Students, residents and city workers spent Monday morning beautifying Percy V. Simpson Drive in Jackson, Miss., while also commemorating the anniversary of last year’s water crisis. The street, which runs beside Dawson Elementary School, was once one of the city’s worst illegal dumping sites. Litter and debris made the street impassible before Monday’s Citywide Day of Action.
“Unfortunately, we had individuals come out here and dump large items such as furniture (and) debris like appliances,” Solid Waste Supervisor Lakesha Weathers said in a press conference on Aug. 28. “This field behind us was filled with tires. JPS students had to be bused all the way back around to Sunset Drive to be dropped off.”
The City of Jackson’s Solid Waste Division and the Fahrenheit Creative Group collaborated to remove trash and add art to the area. Keep Jackson Beautiful, Significant Developments and the Kellogg Foundation also contributed resources or financial support. Twenty-nine high-school students and 15 teachers from Capital City Alternative School, along with more than 20 students from Dawson, participated in the clean-up effort.
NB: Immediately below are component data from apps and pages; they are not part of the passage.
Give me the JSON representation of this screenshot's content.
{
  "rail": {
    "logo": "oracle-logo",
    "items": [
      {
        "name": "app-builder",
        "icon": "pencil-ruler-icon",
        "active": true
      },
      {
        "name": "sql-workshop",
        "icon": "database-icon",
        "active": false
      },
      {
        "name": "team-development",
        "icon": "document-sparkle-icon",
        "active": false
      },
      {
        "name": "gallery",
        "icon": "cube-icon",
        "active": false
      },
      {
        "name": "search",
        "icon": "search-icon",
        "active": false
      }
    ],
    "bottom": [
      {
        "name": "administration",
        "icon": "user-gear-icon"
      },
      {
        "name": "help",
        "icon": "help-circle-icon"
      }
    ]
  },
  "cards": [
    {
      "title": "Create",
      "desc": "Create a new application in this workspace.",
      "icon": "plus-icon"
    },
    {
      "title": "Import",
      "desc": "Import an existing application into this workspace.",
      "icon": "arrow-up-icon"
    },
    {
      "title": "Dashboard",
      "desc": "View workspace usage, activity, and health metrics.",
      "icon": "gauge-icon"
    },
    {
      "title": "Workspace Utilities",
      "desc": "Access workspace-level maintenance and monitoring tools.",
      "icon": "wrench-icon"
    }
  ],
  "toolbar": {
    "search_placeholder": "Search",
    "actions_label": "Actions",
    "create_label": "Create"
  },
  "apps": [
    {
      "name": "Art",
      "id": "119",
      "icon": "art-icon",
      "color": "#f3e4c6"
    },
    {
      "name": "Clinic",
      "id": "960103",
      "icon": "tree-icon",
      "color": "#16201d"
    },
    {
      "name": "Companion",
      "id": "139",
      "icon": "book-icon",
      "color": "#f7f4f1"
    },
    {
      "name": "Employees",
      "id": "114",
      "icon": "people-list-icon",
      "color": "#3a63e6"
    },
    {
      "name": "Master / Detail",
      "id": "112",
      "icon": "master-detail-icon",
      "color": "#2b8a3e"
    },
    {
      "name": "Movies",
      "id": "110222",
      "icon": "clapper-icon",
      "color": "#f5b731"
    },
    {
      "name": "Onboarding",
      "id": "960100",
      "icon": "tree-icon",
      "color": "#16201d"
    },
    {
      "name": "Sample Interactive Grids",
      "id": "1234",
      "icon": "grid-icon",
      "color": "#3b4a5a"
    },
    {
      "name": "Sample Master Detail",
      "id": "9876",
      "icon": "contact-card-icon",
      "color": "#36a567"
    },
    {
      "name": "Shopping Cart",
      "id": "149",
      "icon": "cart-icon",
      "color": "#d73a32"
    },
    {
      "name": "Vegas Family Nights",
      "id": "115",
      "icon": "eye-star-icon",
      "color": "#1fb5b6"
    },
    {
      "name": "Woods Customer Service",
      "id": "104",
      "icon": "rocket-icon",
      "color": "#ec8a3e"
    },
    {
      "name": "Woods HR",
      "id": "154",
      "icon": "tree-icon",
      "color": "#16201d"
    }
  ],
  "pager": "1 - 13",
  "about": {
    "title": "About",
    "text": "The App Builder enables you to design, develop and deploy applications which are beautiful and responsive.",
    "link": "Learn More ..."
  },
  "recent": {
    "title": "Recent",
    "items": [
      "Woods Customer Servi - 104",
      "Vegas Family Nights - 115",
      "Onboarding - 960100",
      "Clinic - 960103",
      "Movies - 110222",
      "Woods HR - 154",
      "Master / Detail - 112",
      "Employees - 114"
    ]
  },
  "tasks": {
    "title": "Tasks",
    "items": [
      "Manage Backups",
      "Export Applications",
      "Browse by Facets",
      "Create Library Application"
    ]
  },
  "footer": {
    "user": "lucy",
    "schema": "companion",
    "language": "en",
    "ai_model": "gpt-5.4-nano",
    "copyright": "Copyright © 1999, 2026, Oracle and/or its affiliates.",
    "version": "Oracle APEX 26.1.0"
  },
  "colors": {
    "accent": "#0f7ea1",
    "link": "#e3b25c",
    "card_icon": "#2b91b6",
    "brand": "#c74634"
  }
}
“Everybody is pitching in and doing their part so that’s the great part,” Alicia Crudup, executive director of Keep Jackson Beautiful told the Mississippi Free Press. “It is not just one group doing one thing. It’s a collective of everybody doing everything.”
Students also worked with volunteers to repurpose some of the litter into art projects. They painted wood pallets with encouraging messages and fashioned them with discarded household items, car parts and other abandoned objects. The installation now lines the street in hopes of deterring dumping in the future. Crudup also mentioned plans to turn discarded tires into flower beds.
“We’re really committed to the belief that large-scale collaboration is how we move forward in practical ways,” Daniel Johnson of Significant Developments said during the press conference. “It was really exciting for us to work with Ms. Mason and the scholars at Capitol City Alternative to really feel out from them how they use creativity in their lives and let them bring those messages and that palette of color that’s inside them out here onto the street so that when the teachers are coming in for Dawson Elementary, they’ll be greeted on their way in.”
The group will later plant a time capsule filled with letters from Dawson’s fifth-grade students, a T-shirt that all student volunteers signed and a tablet with videos commemorating the day’s significance. The capsule will be unearthed and opened in 2030.
“We really want these young people to know today but also in their future, that they have the power to be able to transform their communities and transform their lives,” Jason Thompson, principal of Fahrenheit Creative Group, said at the press conference. “We think that reflection point will help them do that.”
Project organizers stated its importance not only for the community but also for the students. Students attending Capital City Alternative School have been deemed at-risk and need a more structured alternative educational environment. Their educational program includes work in self-exploration and behavior modification.
“It is part of our restorative practices too,” Tanya Mason, principal of Capital City Alternative School, told the Mississippi Free Press. “So we try to get them to understand the behavior and expectations, then what (they can) do to change. Change only happens if you change. These students are contributing to their communities. ”
Jackson Mayor Chokwe Lumumba reiterated that the project was not simply a clean-up effort but an act of students reclaiming their community and showing their strength.
“First and foremost, let’s say this: JPS students are a part of this community,” the mayor said at the press conference. “They are residents. We often just refer to them as students. But they experienced this city just like the rest of us. They experienced the trouble of dumping. They experienced, as we have mentioned, the trouble of water insecurity.”
“At the same time, they have something to offer right now,” he continued. “Not only can they be the helping hands to clean up our city, they (also) have their own collective genius that we can experience and take advantage of. And so we’re so grateful for their support. We’re so grateful that we can be a part of this moment with them.”
Lumumba said that the efforts of residents and community leaders to eliminate the blight near Dawson Elementary mirror the city’s ability to pull together during the Jackson water crisis a year ago.
“This is the act of taking what has literally been deemed as trash and making it beautiful again,” Lumumba told those gathered. “This speaks to the very purpose of this week as we’re commemorating the one-year anniversary of the water crisis. As our city has been through the worst of circumstances, we have demonstrated resilience as a city. We have demonstrated that in the worst of circumstances, we can repurpose it into something beautiful, and that is what Jackson is all about.”